FRANKFURT AM MAIN (AFP) - The German government warned on Monday (March 5) that a transatlantic trade war would harm both Europe and the US, urging Washington not to take a "wrong path" after a weekend of aggressive rhetoric.
"A trade war would not be in German, European or American interests," Chancellor Angela Merkel's spokesman Steffen Seibert told reporters in Berlin after President Donald Trump at the weekend threatened to impose tariffs on car imports from the European Union.
"Closing oneself off and protectionism are the wrong path," Mr Seibert said.
"Such measures would inflict pain on international trade flows and our industry, but above all hurt workers and consumers on both sides of the Atlantic."
French President Emmanuel Macron said on Monday that the European Union must “react quickly” to US plans for tariffs of steel and aluminium imports.
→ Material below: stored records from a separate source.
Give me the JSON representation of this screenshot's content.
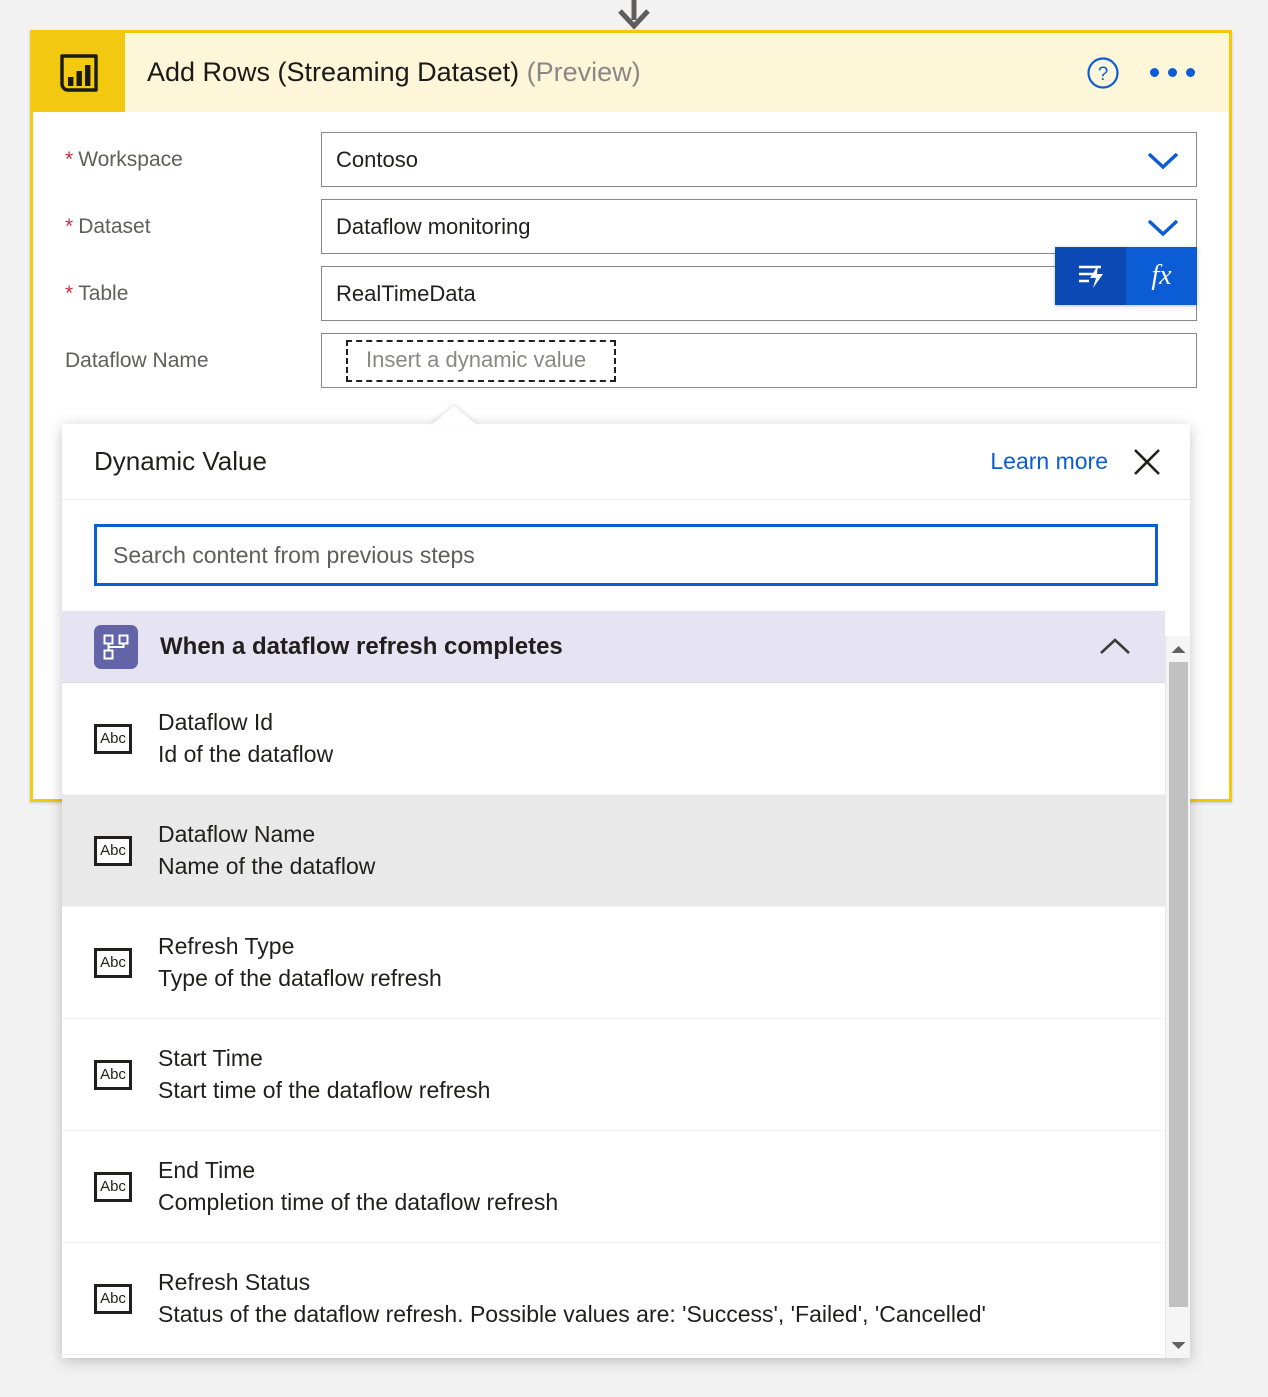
{
  "connector": {
    "icon": "down-arrow-icon"
  },
  "action_card": {
    "logo_icon": "power-bi-icon",
    "title": "Add Rows (Streaming Dataset)",
    "title_suffix": "(Preview)",
    "help_icon": "help-circle-icon",
    "more_icon": "more-ellipsis-icon",
    "fields": [
      {
        "label": "Workspace",
        "required": true,
        "value": "Contoso",
        "control": "dropdown",
        "chevron_icon": "chevron-down-icon"
      },
      {
        "label": "Dataset",
        "required": true,
        "value": "Dataflow monitoring",
        "control": "dropdown",
        "chevron_icon": "chevron-down-icon"
      },
      {
        "label": "Table",
        "required": true,
        "value": "RealTimeData",
        "control": "text",
        "dynamic_content_icon": "dynamic-content-lightning-icon",
        "expression_icon": "fx",
        "expression_label": "fx"
      },
      {
        "label": "Dataflow Name",
        "required": false,
        "value": "",
        "control": "dynamic",
        "placeholder": "Insert a dynamic value"
      }
    ]
  },
  "dynamic_panel": {
    "title": "Dynamic Value",
    "learn_more_label": "Learn more",
    "close_icon": "close-icon",
    "search": {
      "value": "",
      "placeholder": "Search content from previous steps"
    },
    "group": {
      "icon": "dataflow-trigger-icon",
      "label": "When a dataflow refresh completes",
      "expanded": true,
      "collapse_icon": "chevron-up-icon"
    },
    "items": [
      {
        "icon": "abc-text-icon",
        "icon_label": "Abc",
        "title": "Dataflow Id",
        "description": "Id of the dataflow",
        "hovered": false
      },
      {
        "icon": "abc-text-icon",
        "icon_label": "Abc",
        "title": "Dataflow Name",
        "description": "Name of the dataflow",
        "hovered": true
      },
      {
        "icon": "abc-text-icon",
        "icon_label": "Abc",
        "title": "Refresh Type",
        "description": "Type of the dataflow refresh",
        "hovered": false
      },
      {
        "icon": "abc-text-icon",
        "icon_label": "Abc",
        "title": "Start Time",
        "description": "Start time of the dataflow refresh",
        "hovered": false
      },
      {
        "icon": "abc-text-icon",
        "icon_label": "Abc",
        "title": "End Time",
        "description": "Completion time of the dataflow refresh",
        "hovered": false
      },
      {
        "icon": "abc-text-icon",
        "icon_label": "Abc",
        "title": "Refresh Status",
        "description": "Status of the dataflow refresh. Possible values are: 'Success', 'Failed', 'Cancelled'",
        "hovered": false
      }
    ],
    "scrollbar": {
      "up_icon": "scroll-up-arrow-icon",
      "down_icon": "scroll-down-arrow-icon"
    }
  },
  "colors": {
    "brand_yellow": "#f2c811",
    "header_yellow": "#fdf6d9",
    "accent_blue": "#0b5cd5",
    "required_red": "#c4314b",
    "group_purple": "#6264a7",
    "group_row_bg": "#e6e4f2",
    "page_bg": "#f2f2f2"
  }
}
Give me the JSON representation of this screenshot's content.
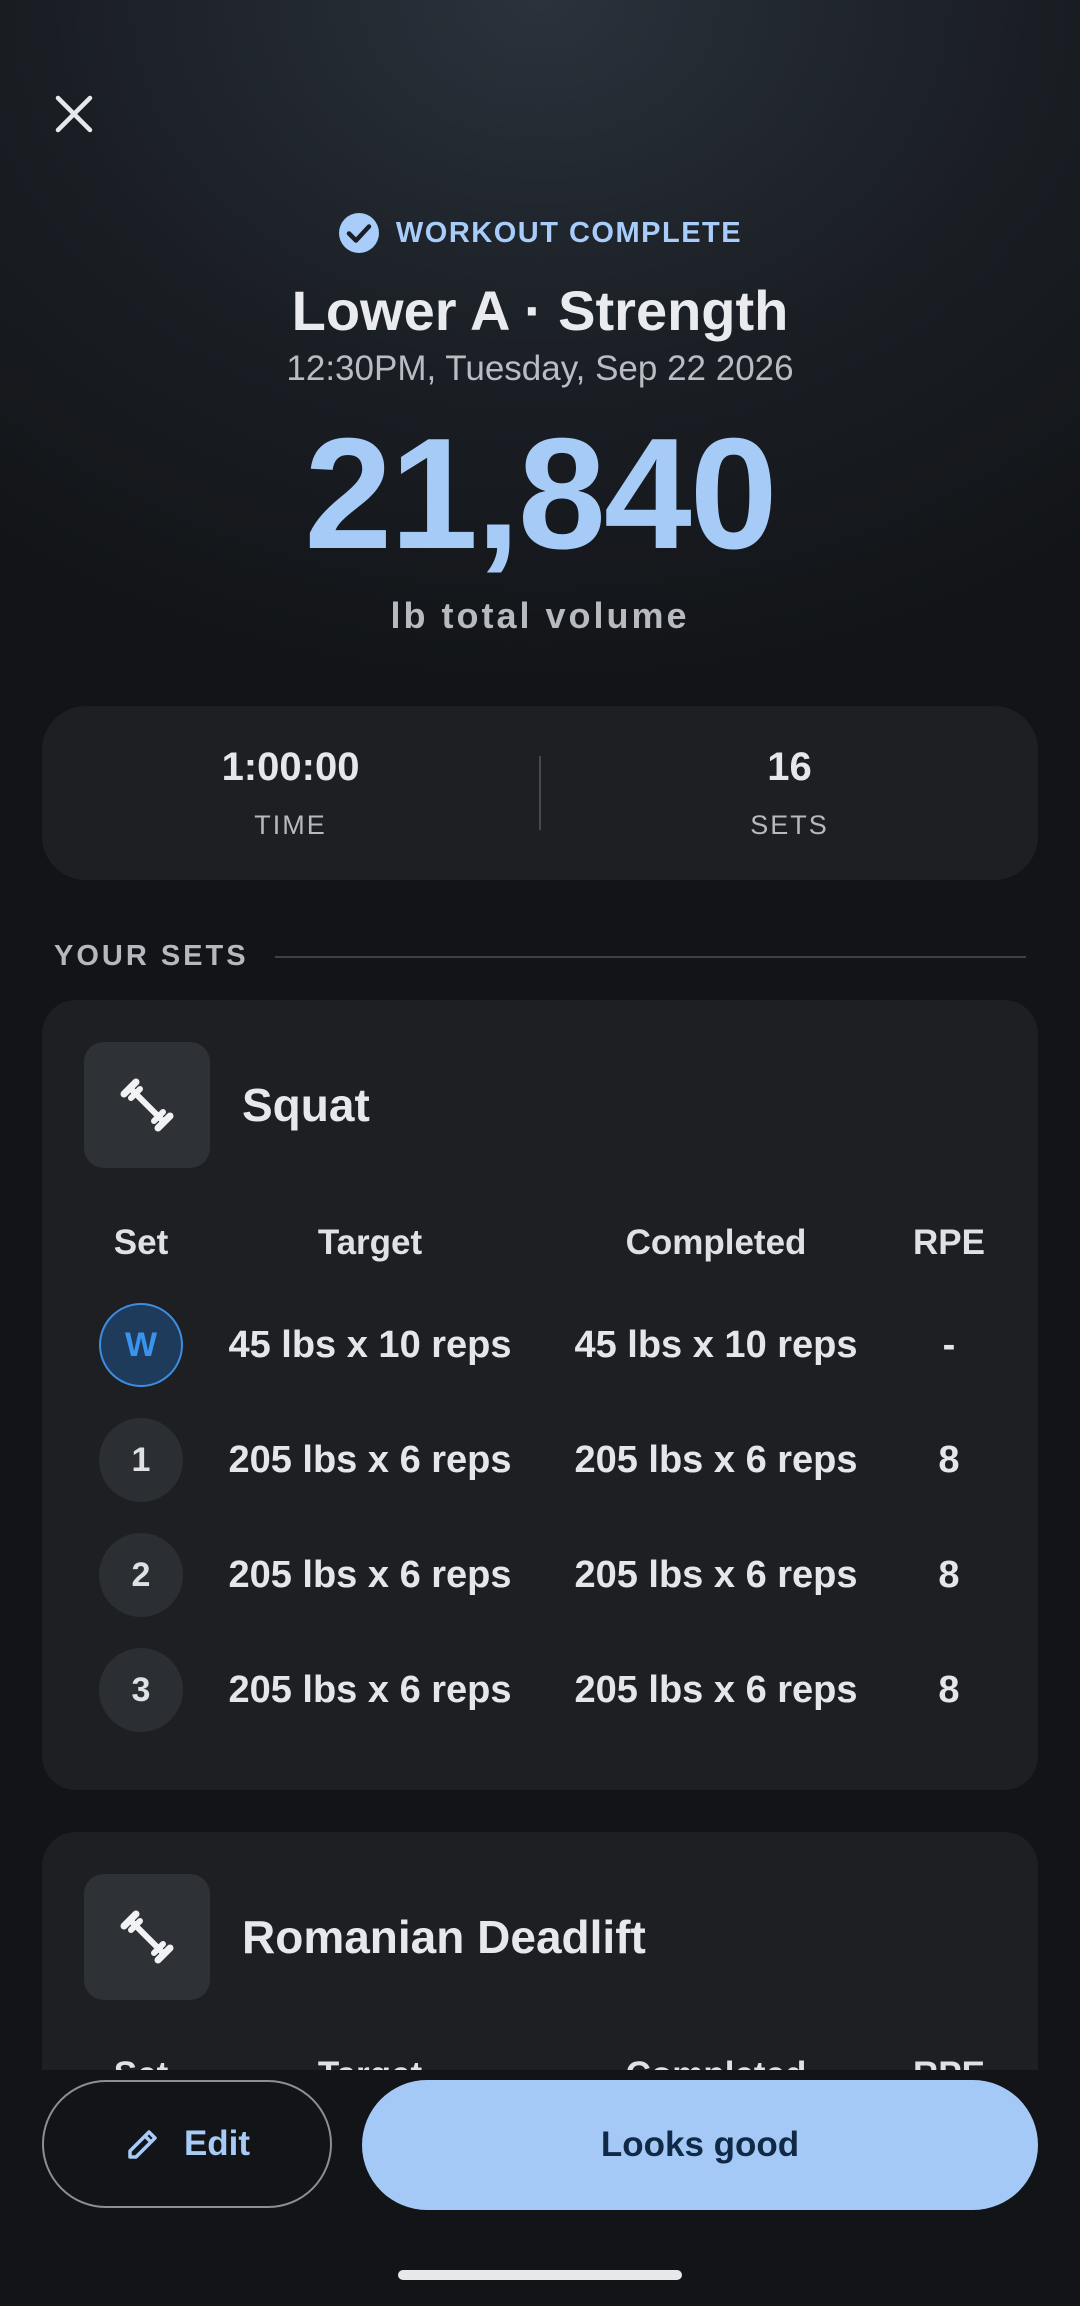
{
  "header": {
    "status": "WORKOUT COMPLETE",
    "title": "Lower A · Strength",
    "date": "12:30PM, Tuesday, Sep 22 2026",
    "volume": "21,840",
    "volume_label": "lb total volume"
  },
  "stats": {
    "time_value": "1:00:00",
    "time_label": "TIME",
    "sets_value": "16",
    "sets_label": "SETS"
  },
  "section": {
    "label": "YOUR SETS"
  },
  "columns": {
    "set": "Set",
    "target": "Target",
    "completed": "Completed",
    "rpe": "RPE"
  },
  "exercises": [
    {
      "name": "Squat",
      "icon": "barbell-icon",
      "rows": [
        {
          "set": "W",
          "target": "45 lbs x 10 reps",
          "completed": "45 lbs x 10 reps",
          "rpe": "-"
        },
        {
          "set": "1",
          "target": "205 lbs x 6 reps",
          "completed": "205 lbs x 6 reps",
          "rpe": "8"
        },
        {
          "set": "2",
          "target": "205 lbs x 6 reps",
          "completed": "205 lbs x 6 reps",
          "rpe": "8"
        },
        {
          "set": "3",
          "target": "205 lbs x 6 reps",
          "completed": "205 lbs x 6 reps",
          "rpe": "8"
        }
      ]
    },
    {
      "name": "Romanian Deadlift",
      "icon": "barbell-icon"
    }
  ],
  "actions": {
    "edit": "Edit",
    "confirm": "Looks good"
  },
  "colors": {
    "accent": "#a5c9f7",
    "background": "#121417",
    "card": "#1d1f23",
    "warmup": "#3b93ee"
  }
}
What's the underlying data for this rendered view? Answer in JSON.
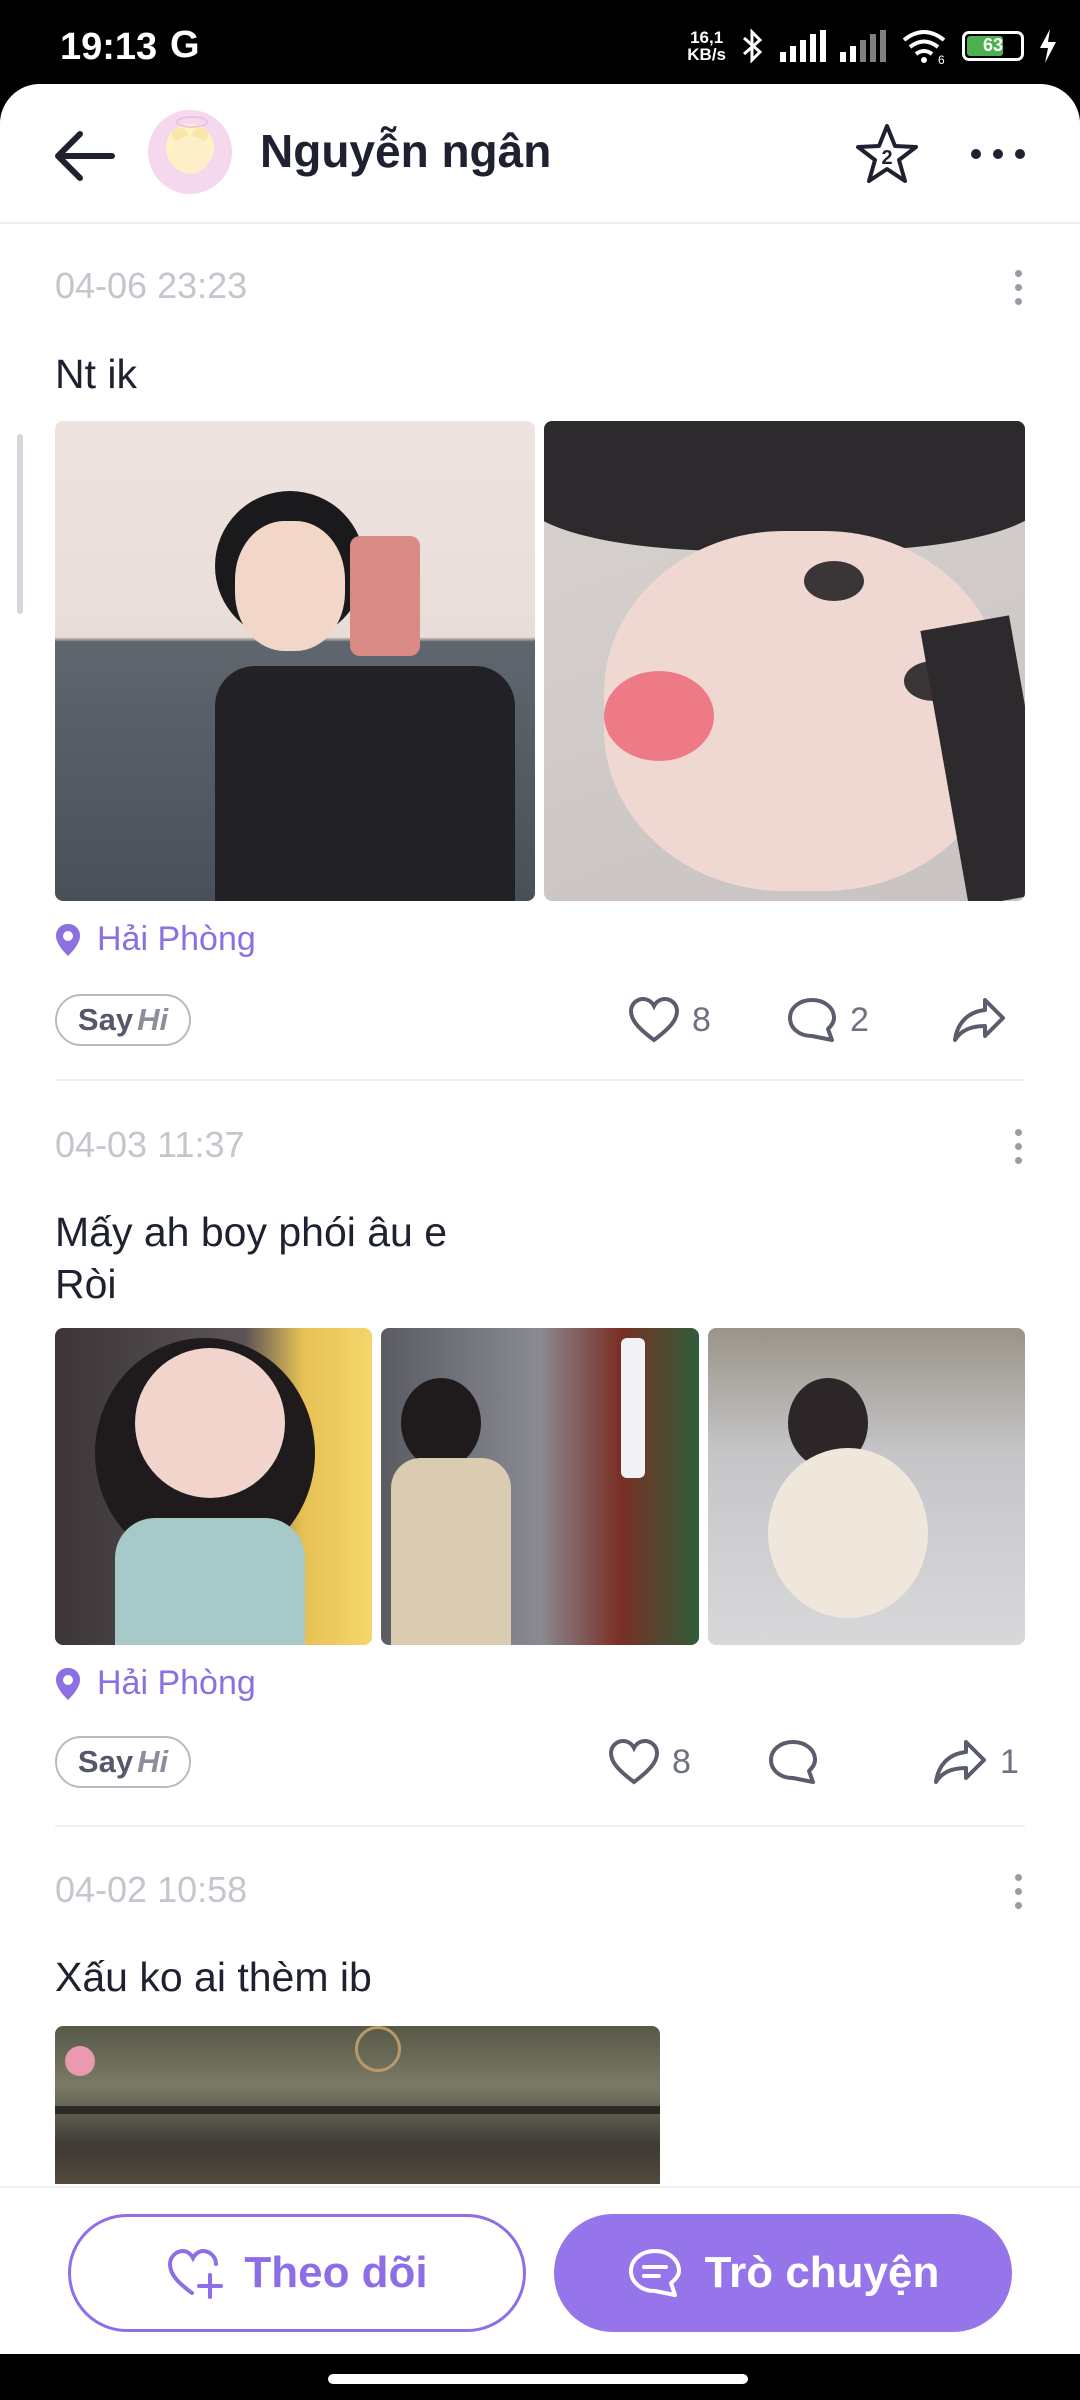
{
  "status_bar": {
    "time": "19:13",
    "carrier_icon": "G",
    "net_speed_value": "16,1",
    "net_speed_unit": "KB/s",
    "wifi_label": "6",
    "battery_percent": "63"
  },
  "header": {
    "user_name": "Nguyễn ngân",
    "star_badge": "2"
  },
  "posts": [
    {
      "date": "04-06 23:23",
      "text": "Nt ik",
      "location": "Hải Phòng",
      "sayhi_say": "Say",
      "sayhi_hi": "Hi",
      "likes": "8",
      "comments": "2",
      "shares": ""
    },
    {
      "date": "04-03 11:37",
      "text_line1": "Mấy ah boy phói âu e",
      "text_line2": "Ròi",
      "location": "Hải Phòng",
      "sayhi_say": "Say",
      "sayhi_hi": "Hi",
      "likes": "8",
      "comments": "",
      "shares": "1"
    },
    {
      "date": "04-02 10:58",
      "text": "Xấu ko ai thèm ib"
    }
  ],
  "bottom_bar": {
    "follow_label": "Theo dõi",
    "chat_label": "Trò chuyện"
  },
  "colors": {
    "accent": "#9674ea",
    "location": "#8c6fe0"
  }
}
“I believe it is important for the EU to react quickly, within the framework of the WTO and in a balanced manner,” Mr Macron said at a press conference.
“It’s clear that these (tariffs) would go against WTO rules,” he added.
Last week, Brussels raised the spectre of a tit-for-tat trade war with the US, saying it would slap a border tax on items like motorcycles, orange juice and jeans if Mr Trump went ahead with a promised tariff on steel and aluminium imports into the US.
"We will not sit idly when European industry and jobs are threatened," European Commission chief Jean-Claude Juncker said.
The EU's response matches similar moves during a 2003 "steel war" unleashed by Mr George W. Bush's administration - which prompted the US to back down before the EU carried out its threat.
This time, if the EU implements the plans, "we will simply apply a tax on their cars which freely pour into the US," Mr Trump tweeted on Saturday.
That new threat followed a declaration by the President on Friday that "trade wars are good, and easy to win" in response to the initial uproar at his plans for a metals tariff.
Along with close partner France, other EU capitals and the Commission, Berlin will "watch very closely what the US government implements this week and then evaluate the correct reaction", Mr Seibert said.
"We will defend open markets, free markets," he added.
The automobile industry is Germany's largest sector, employing roughly 800,000 people across the country and many thousands more around the world.
Nevertheless, German vehicles account for just 7.9 per cent of the American auto market according to the VDA industry association.
As well as exporting to the region, German car-makers also manufacture many of their vehicles for sale in North America on US soil, amounting to some 803,000 last year.
BMW's massive Spartanburg plant in South Carolina alone employs 10,000 workers producing around 1,400 vehicles per day.